Sunday afternoon was a wrong choice of day. It meant that the popular local coffee house was full and it was left to the enterprising Vinamra Agarwal to guide the rest to the new Cafe Coffee Day in Gomti Nagar. And so our chai pe charcha with coffee.
Everyone admitted they had voted for Narendra Modi in 2014. A year on, there is unanimity that there is more rhetoric in the air than action on the ground. But they are willing to give him time, and hope he delivers on the promise that he embodied.
“Everyone expected big bang changes,” says Vinamra, director of a 42-year-old transformer manufacturing company. “But just because changes did not happen overnight, it would be unfair to dismiss Modi as a failure. He should have delivered a lot more by now, but Modi’s done his bit at the macro level. The initiatives he has taken to push Make in India merit appreciation too.”
A significant change Vinamra says being talked about in business circles in Delhi is that corruption has been curbed drastically at the policy planning level; you don’t see power brokers strolling around ministries any more. Dr Arvind Mohan concurs. “The fact that a year has passed without any major scam shows the man at the top means business when he talks of ‘zero tolerance to corruption’ and ‘Na khaoonga, na khaane doonga’ (will neither take bribe nor let anyone take it).
The economics teacher, however, takes issue with the prime minister’s Make in India zeal. “I do not agree that Make in India alone will transform India,” he says. “There is a larger India that lives in rural areas, an India that lives in illiteracy, that India will not be affected just by Modi’s Make in India campaign.”
The PM’s foreign jaunts are what have left Dr Uma Shankar Srivastava unimpressed. He feels the visits are largely intended for refurbishing Modi’s image that had taken a serious battering after the Gujarat riots.
The biotechnologist also cannot hide his disappointment with the PM’s indifference to the pathetic state of India’s R&D. “In his one year in office, the prime minister may have paid a lot of lip service to India’s technology missions but his concern is betrayed by the fact that the Council for Scientific and Industrial Research (CSIR) has been headless for one full year. And mind you, CSIR is directly under the PM.” Not only that, as many as eight out of the 38 research laboratories under CSIR have been without a director. Two of these headless labs are in Lucknow.
“We are an impatient lot and we like superheroes, the image that Modi had cast for himself at the time of elections.”
Dr Arvind Mohan
Even the much-desired advancement in core areas like energy has been out of the PM’s radar, interjects Vinamra, drawing attention to the absence of a director at the Central Power Research Institute.
At this point, Romesh Chaturvedi, communications teacher at Amity University, introduces another angle. “I wouldn’t be surprised,” he says, “if these key positions in R&D have been kept vacant because the government has been busy looking for people with RSS roots.” The 39-year-old is now disillusioned enough to say that “Modi has deviated from his development plank and allowed lumpen RSS elements to dominate.”
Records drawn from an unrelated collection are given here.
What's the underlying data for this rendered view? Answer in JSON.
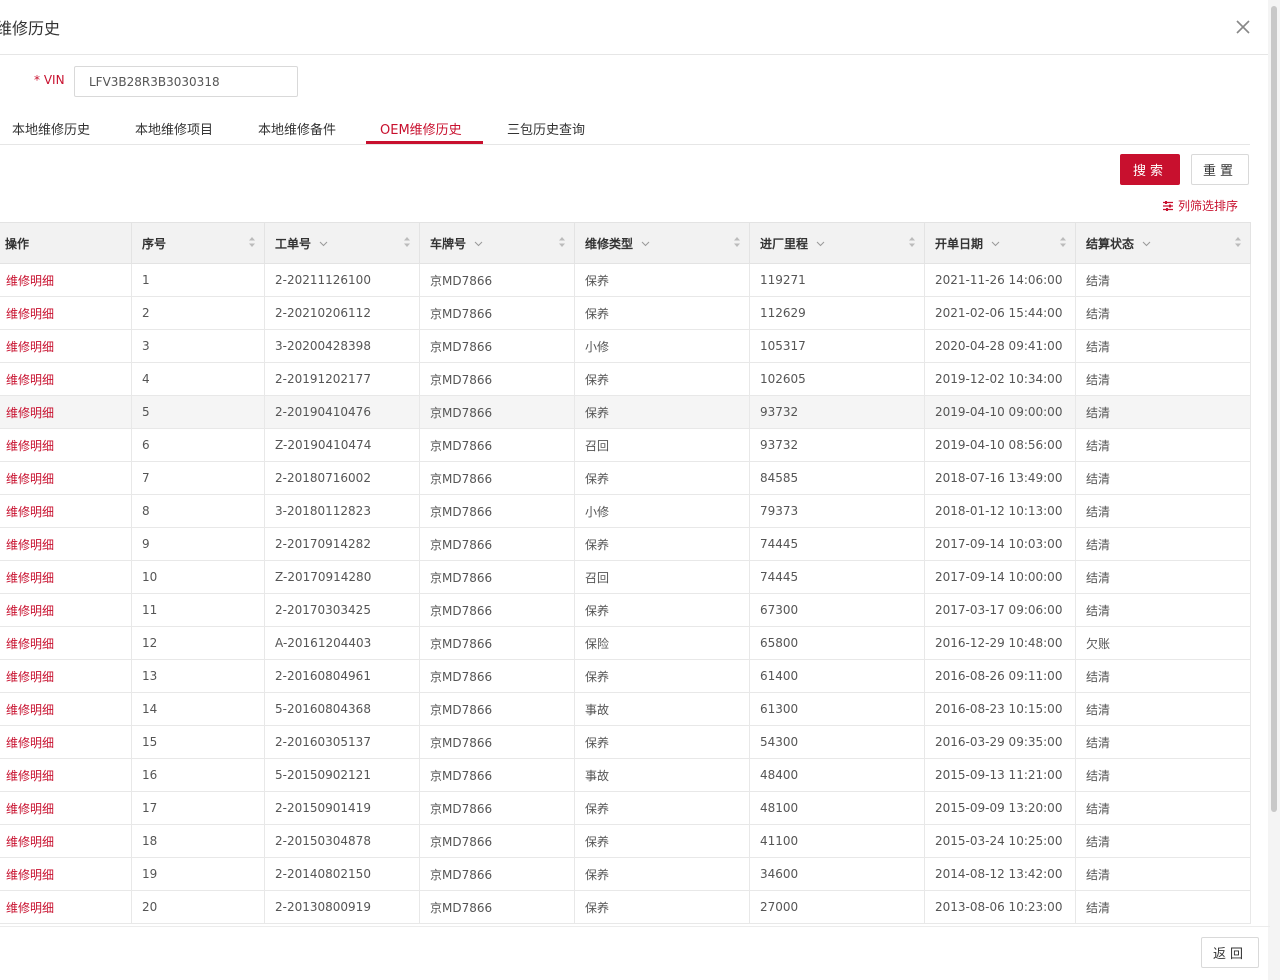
{
  "dialog": {
    "title": "维修历史"
  },
  "vin": {
    "required_mark": "*",
    "label": "VIN",
    "value": "LFV3B28R3B3030318"
  },
  "tabs": [
    {
      "label": "本地维修历史",
      "active": false
    },
    {
      "label": "本地维修项目",
      "active": false
    },
    {
      "label": "本地维修备件",
      "active": false
    },
    {
      "label": "OEM维修历史",
      "active": true
    },
    {
      "label": "三包历史查询",
      "active": false
    }
  ],
  "toolbar": {
    "search_label": "搜索",
    "reset_label": "重置",
    "column_filter_label": "列筛选排序"
  },
  "table": {
    "headers": [
      "操作",
      "序号",
      "工单号",
      "车牌号",
      "维修类型",
      "进厂里程",
      "开单日期",
      "结算状态"
    ],
    "action_label": "维修明细",
    "rows": [
      {
        "no": "1",
        "order": "2-20211126100",
        "plate": "京MD7866",
        "type": "保养",
        "mileage": "119271",
        "date": "2021-11-26 14:06:00",
        "status": "结清"
      },
      {
        "no": "2",
        "order": "2-20210206112",
        "plate": "京MD7866",
        "type": "保养",
        "mileage": "112629",
        "date": "2021-02-06 15:44:00",
        "status": "结清"
      },
      {
        "no": "3",
        "order": "3-20200428398",
        "plate": "京MD7866",
        "type": "小修",
        "mileage": "105317",
        "date": "2020-04-28 09:41:00",
        "status": "结清"
      },
      {
        "no": "4",
        "order": "2-20191202177",
        "plate": "京MD7866",
        "type": "保养",
        "mileage": "102605",
        "date": "2019-12-02 10:34:00",
        "status": "结清"
      },
      {
        "no": "5",
        "order": "2-20190410476",
        "plate": "京MD7866",
        "type": "保养",
        "mileage": "93732",
        "date": "2019-04-10 09:00:00",
        "status": "结清"
      },
      {
        "no": "6",
        "order": "Z-20190410474",
        "plate": "京MD7866",
        "type": "召回",
        "mileage": "93732",
        "date": "2019-04-10 08:56:00",
        "status": "结清"
      },
      {
        "no": "7",
        "order": "2-20180716002",
        "plate": "京MD7866",
        "type": "保养",
        "mileage": "84585",
        "date": "2018-07-16 13:49:00",
        "status": "结清"
      },
      {
        "no": "8",
        "order": "3-20180112823",
        "plate": "京MD7866",
        "type": "小修",
        "mileage": "79373",
        "date": "2018-01-12 10:13:00",
        "status": "结清"
      },
      {
        "no": "9",
        "order": "2-20170914282",
        "plate": "京MD7866",
        "type": "保养",
        "mileage": "74445",
        "date": "2017-09-14 10:03:00",
        "status": "结清"
      },
      {
        "no": "10",
        "order": "Z-20170914280",
        "plate": "京MD7866",
        "type": "召回",
        "mileage": "74445",
        "date": "2017-09-14 10:00:00",
        "status": "结清"
      },
      {
        "no": "11",
        "order": "2-20170303425",
        "plate": "京MD7866",
        "type": "保养",
        "mileage": "67300",
        "date": "2017-03-17 09:06:00",
        "status": "结清"
      },
      {
        "no": "12",
        "order": "A-20161204403",
        "plate": "京MD7866",
        "type": "保险",
        "mileage": "65800",
        "date": "2016-12-29 10:48:00",
        "status": "欠账"
      },
      {
        "no": "13",
        "order": "2-20160804961",
        "plate": "京MD7866",
        "type": "保养",
        "mileage": "61400",
        "date": "2016-08-26 09:11:00",
        "status": "结清"
      },
      {
        "no": "14",
        "order": "5-20160804368",
        "plate": "京MD7866",
        "type": "事故",
        "mileage": "61300",
        "date": "2016-08-23 10:15:00",
        "status": "结清"
      },
      {
        "no": "15",
        "order": "2-20160305137",
        "plate": "京MD7866",
        "type": "保养",
        "mileage": "54300",
        "date": "2016-03-29 09:35:00",
        "status": "结清"
      },
      {
        "no": "16",
        "order": "5-20150902121",
        "plate": "京MD7866",
        "type": "事故",
        "mileage": "48400",
        "date": "2015-09-13 11:21:00",
        "status": "结清"
      },
      {
        "no": "17",
        "order": "2-20150901419",
        "plate": "京MD7866",
        "type": "保养",
        "mileage": "48100",
        "date": "2015-09-09 13:20:00",
        "status": "结清"
      },
      {
        "no": "18",
        "order": "2-20150304878",
        "plate": "京MD7866",
        "type": "保养",
        "mileage": "41100",
        "date": "2015-03-24 10:25:00",
        "status": "结清"
      },
      {
        "no": "19",
        "order": "2-20140802150",
        "plate": "京MD7866",
        "type": "保养",
        "mileage": "34600",
        "date": "2014-08-12 13:42:00",
        "status": "结清"
      },
      {
        "no": "20",
        "order": "2-20130800919",
        "plate": "京MD7866",
        "type": "保养",
        "mileage": "27000",
        "date": "2013-08-06 10:23:00",
        "status": "结清"
      }
    ]
  },
  "footer": {
    "back_label": "返回"
  },
  "colors": {
    "accent": "#c8102e",
    "header_bg": "#f2f2f2",
    "border": "#e3e3e3"
  },
  "icons": {
    "close": "close-icon",
    "sort": "sort-icon",
    "dropdown": "chevron-down-icon",
    "filter": "filter-icon"
  }
}
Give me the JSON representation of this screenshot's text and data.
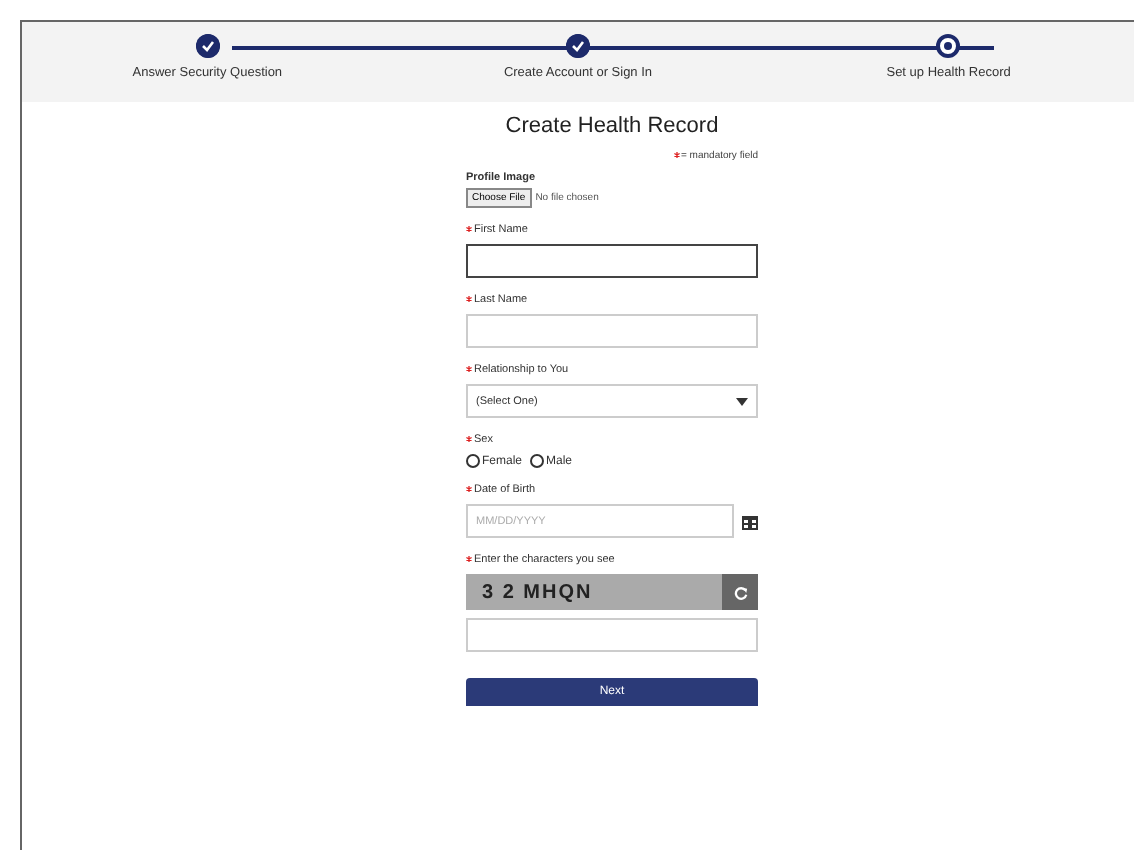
{
  "steps": [
    {
      "label": "Answer Security Question",
      "completed": true
    },
    {
      "label": "Create Account or Sign In",
      "completed": true
    },
    {
      "label": "Set up Health Record",
      "completed": false
    }
  ],
  "title": "Create Health Record",
  "mandatory_note": "= mandatory field",
  "profile_image": {
    "label": "Profile Image",
    "button": "Choose File",
    "status": "No file chosen"
  },
  "fields": [
    {
      "kind": "text",
      "label": "First Name",
      "required": true,
      "focused": true
    },
    {
      "kind": "text",
      "label": "Last Name",
      "required": true,
      "focused": false
    },
    {
      "kind": "select",
      "label": "Relationship to You",
      "required": true,
      "value": "(Select One)"
    },
    {
      "kind": "radio",
      "label": "Sex",
      "required": true,
      "options": [
        {
          "label": "Female",
          "selected": false
        },
        {
          "label": "Male",
          "selected": false
        }
      ]
    },
    {
      "kind": "date",
      "label": "Date of Birth",
      "required": true,
      "placeholder": "MM/DD/YYYY"
    },
    {
      "kind": "captcha",
      "label": "Enter the characters you see",
      "required": true,
      "code": "3 2 MHQN"
    }
  ],
  "next_button": "Next"
}
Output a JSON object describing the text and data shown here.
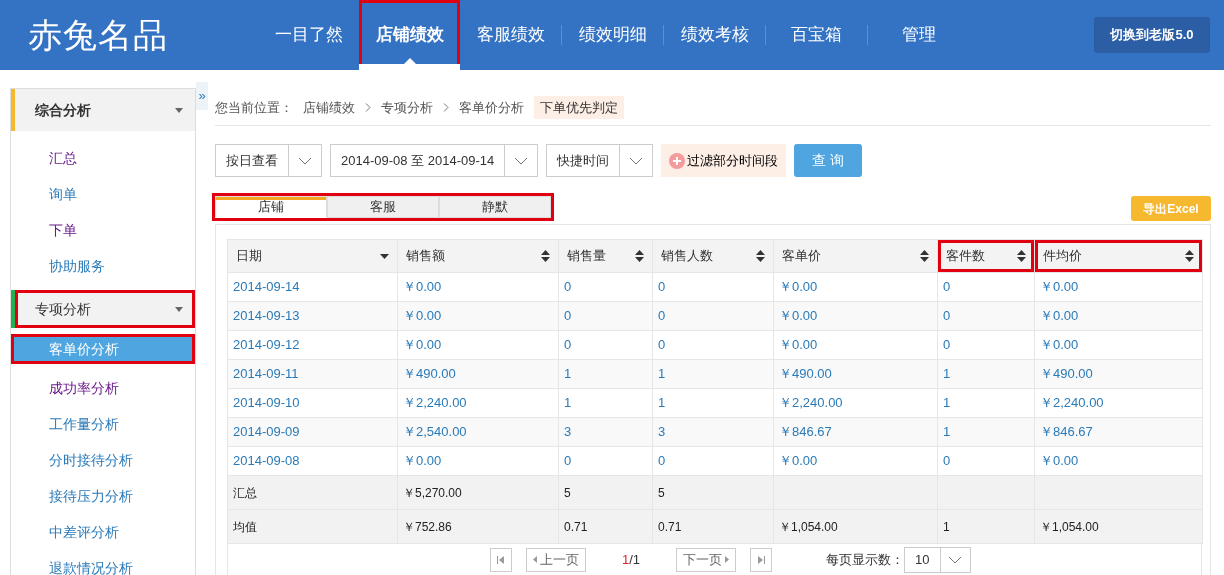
{
  "header": {
    "logo": "赤兔名品",
    "nav": [
      {
        "label": "一目了然",
        "selected": false,
        "highlighted": false
      },
      {
        "label": "店铺绩效",
        "selected": true,
        "highlighted": true
      },
      {
        "label": "客服绩效",
        "selected": false,
        "highlighted": false
      },
      {
        "label": "绩效明细",
        "selected": false,
        "highlighted": false
      },
      {
        "label": "绩效考核",
        "selected": false,
        "highlighted": false
      },
      {
        "label": "百宝箱",
        "selected": false,
        "highlighted": false
      },
      {
        "label": "管理",
        "selected": false,
        "highlighted": false
      }
    ],
    "switch_button": "切换到老版5.0"
  },
  "sidebar": {
    "collapse_toggle": "»",
    "groups": [
      {
        "title": "综合分析",
        "color": "#f5b82e",
        "highlighted": false,
        "items": [
          {
            "label": "汇总",
            "selected": false,
            "visited": true,
            "highlighted": false
          },
          {
            "label": "询单",
            "selected": false,
            "visited": false,
            "highlighted": false
          },
          {
            "label": "下单",
            "selected": false,
            "visited": true,
            "highlighted": false
          },
          {
            "label": "协助服务",
            "selected": false,
            "visited": false,
            "highlighted": false
          }
        ]
      },
      {
        "title": "专项分析",
        "color": "#22b14c",
        "highlighted": true,
        "items": [
          {
            "label": "客单价分析",
            "selected": true,
            "visited": false,
            "highlighted": true
          },
          {
            "label": "成功率分析",
            "selected": false,
            "visited": true,
            "highlighted": false
          },
          {
            "label": "工作量分析",
            "selected": false,
            "visited": false,
            "highlighted": false
          },
          {
            "label": "分时接待分析",
            "selected": false,
            "visited": false,
            "highlighted": false
          },
          {
            "label": "接待压力分析",
            "selected": false,
            "visited": false,
            "highlighted": false
          },
          {
            "label": "中差评分析",
            "selected": false,
            "visited": false,
            "highlighted": false
          },
          {
            "label": "退款情况分析",
            "selected": false,
            "visited": false,
            "highlighted": false
          }
        ]
      }
    ]
  },
  "breadcrumb": {
    "label": "您当前位置：",
    "path": [
      "店铺绩效",
      "专项分析",
      "客单价分析"
    ],
    "tag": "下单优先判定"
  },
  "filters": {
    "view_select": "按日查看",
    "date_range": "2014-09-08 至 2014-09-14",
    "quick_time": "快捷时间",
    "exclude_button": "过滤部分时间段",
    "query_button": "查 询"
  },
  "tabs": {
    "highlighted": true,
    "items": [
      {
        "label": "店铺",
        "selected": true
      },
      {
        "label": "客服",
        "selected": false
      },
      {
        "label": "静默",
        "selected": false
      }
    ]
  },
  "export_button": "导出Excel",
  "table": {
    "columns": [
      {
        "label": "日期",
        "sorted": true,
        "highlighted": false
      },
      {
        "label": "销售额",
        "sorted": false,
        "highlighted": false
      },
      {
        "label": "销售量",
        "sorted": false,
        "highlighted": false
      },
      {
        "label": "销售人数",
        "sorted": false,
        "highlighted": false
      },
      {
        "label": "客单价",
        "sorted": false,
        "highlighted": false
      },
      {
        "label": "客件数",
        "sorted": false,
        "highlighted": true
      },
      {
        "label": "件均价",
        "sorted": false,
        "highlighted": true
      }
    ],
    "rows": [
      {
        "kind": "data",
        "cells": [
          "2014-09-14",
          "￥0.00",
          "0",
          "0",
          "￥0.00",
          "0",
          "￥0.00"
        ]
      },
      {
        "kind": "data",
        "cells": [
          "2014-09-13",
          "￥0.00",
          "0",
          "0",
          "￥0.00",
          "0",
          "￥0.00"
        ]
      },
      {
        "kind": "data",
        "cells": [
          "2014-09-12",
          "￥0.00",
          "0",
          "0",
          "￥0.00",
          "0",
          "￥0.00"
        ]
      },
      {
        "kind": "data",
        "cells": [
          "2014-09-11",
          "￥490.00",
          "1",
          "1",
          "￥490.00",
          "1",
          "￥490.00"
        ]
      },
      {
        "kind": "data",
        "cells": [
          "2014-09-10",
          "￥2,240.00",
          "1",
          "1",
          "￥2,240.00",
          "1",
          "￥2,240.00"
        ]
      },
      {
        "kind": "data",
        "cells": [
          "2014-09-09",
          "￥2,540.00",
          "3",
          "3",
          "￥846.67",
          "1",
          "￥846.67"
        ]
      },
      {
        "kind": "data",
        "cells": [
          "2014-09-08",
          "￥0.00",
          "0",
          "0",
          "￥0.00",
          "0",
          "￥0.00"
        ]
      },
      {
        "kind": "summary",
        "cells": [
          "汇总",
          "￥5,270.00",
          "5",
          "5"
        ]
      },
      {
        "kind": "summary",
        "cells": [
          "均值",
          "￥752.86",
          "0.71",
          "0.71",
          "￥1,054.00",
          "1",
          "￥1,054.00"
        ]
      }
    ]
  },
  "pagination": {
    "prev": "上一页",
    "current": "1",
    "total": "/1",
    "next": "下一页",
    "page_size_label": "每页显示数：",
    "page_size": "10"
  }
}
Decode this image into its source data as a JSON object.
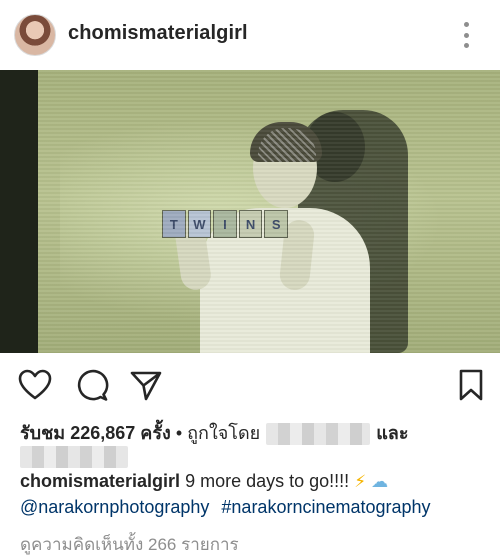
{
  "post": {
    "username": "chomismaterialgirl",
    "avatar_icon": "profile-photo-woman",
    "more_icon": "vertical-ellipsis-icon"
  },
  "photo": {
    "block_letters": [
      "T",
      "W",
      "I",
      "N",
      "S"
    ]
  },
  "actions": {
    "icons": [
      "heart-icon",
      "comment-icon",
      "share-icon",
      "bookmark-icon"
    ]
  },
  "likes": {
    "views_label": "รับชม",
    "views_count": "226,867",
    "times_label": "ครั้ง",
    "separator": "•",
    "liked_by_label": "ถูกใจโดย",
    "and_label": "และ"
  },
  "caption": {
    "username": "chomismaterialgirl",
    "text": "9 more days to go!!!!",
    "emojis": [
      "⚡",
      "☁"
    ],
    "mentions": [
      "@narakornphotography",
      "#narakorncinematography"
    ]
  },
  "comments": {
    "view_all_label": "ดูความคิดเห็นทั้ง 266 รายการ"
  },
  "colors": {
    "text": "#262626",
    "link": "#003569",
    "muted": "#8e8e8e"
  }
}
Dr Krishna Gopal Dube strikes another discordant note. “I fail to understand why Modi built so much hype about India’s black money in Swiss banks without any reference to the black money with politicians, bureaucrats, industrialists and traders in India,” he says.
Caru Saxena, who so far has been listening to others, now speaks up to accuse Modi of spending his first year in office weaving more dreams while doing little to fulfil his earlier promises. The young lady is clearly unimpressed by the PM’s heroics. “Much of his action is melodramatic and aimed at impressing people; be it him calling Obama by his first name or taking selfies in China.”
What everyone concedes is that Modi has established better communication, not just with foreign nations but also with different state governments. But any encomium is shortlived, as Prof Mohan returns to the various areas of neglect in the Modi government. “The government is yet to show any serious concern towards health and education, which are key areas other than industry, agriculture and human resource. Modi has taken some good initiatives but he needs to understand that we are an impatient lot and we like superheroes—the image he had cast for himself at the time of the elections,” he says, drawing a laugh from the others. The professor also doubts the prime minister’s ability to shield the government from interference by the RSS, despite being the “most astute politician” today. Everyone agrees that by turning a blind eye to the activities of lumpen Hindutva elements, the prime minister is harming not just on his own image but also the party’s political interests. They cite the bjp’s poor performance in the Uttar Pradesh byelections. Hindutva elements would anyway stick with Modi and the BJP, they say, but the winning edge comes from the floating votes (largely the youth), which are not that easily swayed by ‘love jehad’ and ‘ghar vapasi’.